The law of sport is a commercial law subject. This is to be expected in an industry that is a major economic driver, generating revenue in the billions of dollars each year in Australia. Indeed, with the rise of the digital media, internationalisation and the elevation of female competitions, sport is one of the world's fastest growing enterprises. With that growth comes recognition of how the law guides and affects the business of sport and, in consequence, reflects a growing demand for lawyers with pertinent expertise. The establishment of a Federal Sports Tribunal by the Australian government, to run from 2020, underlines further the role of the law in sport and the increasing need for specialised expertise. Major sporting events such as an Australian grand final or an international fixture rely on legal advice touching on areas as diverse as event management, marketing and intellectual property, the avoidance of tortious law suits and the prosecution of on-field criminal assaults. Moreover, the public interest and financial stakes involved in sport disputes often leads to litigation within a few weeks of a cause of action arising. The increasing number of law journals in North America and Europe publishing on sport is testament to the importance of the law of sport and is some recognition of a developing 'lex sportiva'. Legal issues within in the context of sport are myriad, and almost inevitably find their way into media discussion, for example: when can an athlete's contract be terminated for off-field misconduct; when can an athlete be jailed for on-field violence; what legal rights of appeal are there for non-selected athletes; when can an athlete be prosecuted for corruption or doping; to whom do team doctors owe a duty of care; are athletes illegally exploited by major sporting organisations; are sport disciplinary tribunals entitled to cancel an athlete's contract; what role does reasonableness and proportionality play in athlete discipline; how can a sporting organisation deal with claims of discrimination; are coaches and clubs legally liable for the actions of their athletes; is it legal to exclude an athlete or member of the public from a sporting venue; when is a referee legally liable in the tort of negligence? A great advantage of this subject it that complex legal issues are discussed in a factual setting most are familiar with, thereby promoting meaning, interest and understanding.

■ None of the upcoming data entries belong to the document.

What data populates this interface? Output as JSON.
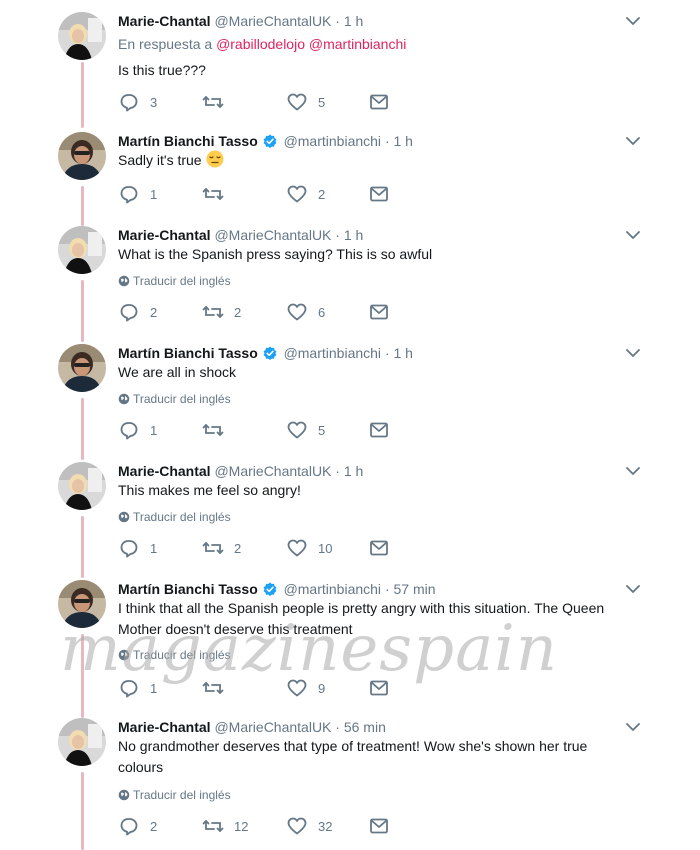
{
  "translate_label": "Traducir del inglés",
  "watermark": "magazinespain",
  "tweets": [
    {
      "name": "Marie-Chantal",
      "handle": "@MarieChantalUK",
      "time": "1 h",
      "reply_prefix": "En respuesta a",
      "reply_mention_1": "@rabillodelojo",
      "reply_mention_2": "@martinbianchi",
      "text": "Is this true???",
      "replies": "3",
      "retweets": "",
      "likes": "5"
    },
    {
      "name": "Martín Bianchi Tasso",
      "handle": "@martinbianchi",
      "time": "1 h",
      "text": "Sadly it's true",
      "replies": "1",
      "retweets": "",
      "likes": "2"
    },
    {
      "name": "Marie-Chantal",
      "handle": "@MarieChantalUK",
      "time": "1 h",
      "text": "What is the Spanish press saying? This is so awful",
      "replies": "2",
      "retweets": "2",
      "likes": "6"
    },
    {
      "name": "Martín Bianchi Tasso",
      "handle": "@martinbianchi",
      "time": "1 h",
      "text": "We are all in shock",
      "replies": "1",
      "retweets": "",
      "likes": "5"
    },
    {
      "name": "Marie-Chantal",
      "handle": "@MarieChantalUK",
      "time": "1 h",
      "text": "This makes me feel so angry!",
      "replies": "1",
      "retweets": "2",
      "likes": "10"
    },
    {
      "name": "Martín Bianchi Tasso",
      "handle": "@martinbianchi",
      "time": "57 min",
      "text": "I think that all the Spanish people is pretty angry with this situation. The Queen Mother doesn't deserve this treatment",
      "replies": "1",
      "retweets": "",
      "likes": "9"
    },
    {
      "name": "Marie-Chantal",
      "handle": "@MarieChantalUK",
      "time": "56 min",
      "text": "No grandmother deserves that type of treatment! Wow she's shown her true colours",
      "replies": "2",
      "retweets": "12",
      "likes": "32"
    }
  ]
}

1 x 3hr seminars/week for 13 weeks
Class presentation (20%) and 1200wd written report based on the presentation (20%) and 3,600wd assignment (60%).
Thorpe, Buti, Davies, Jonson, Sports Law, 3rd ed. 2018, Oxford University Press, Melbourne
Interest in sport is not essential to doing this subject. The topics are largely universal in application.
LAWS1012 and LAWS1015 and LAWS1017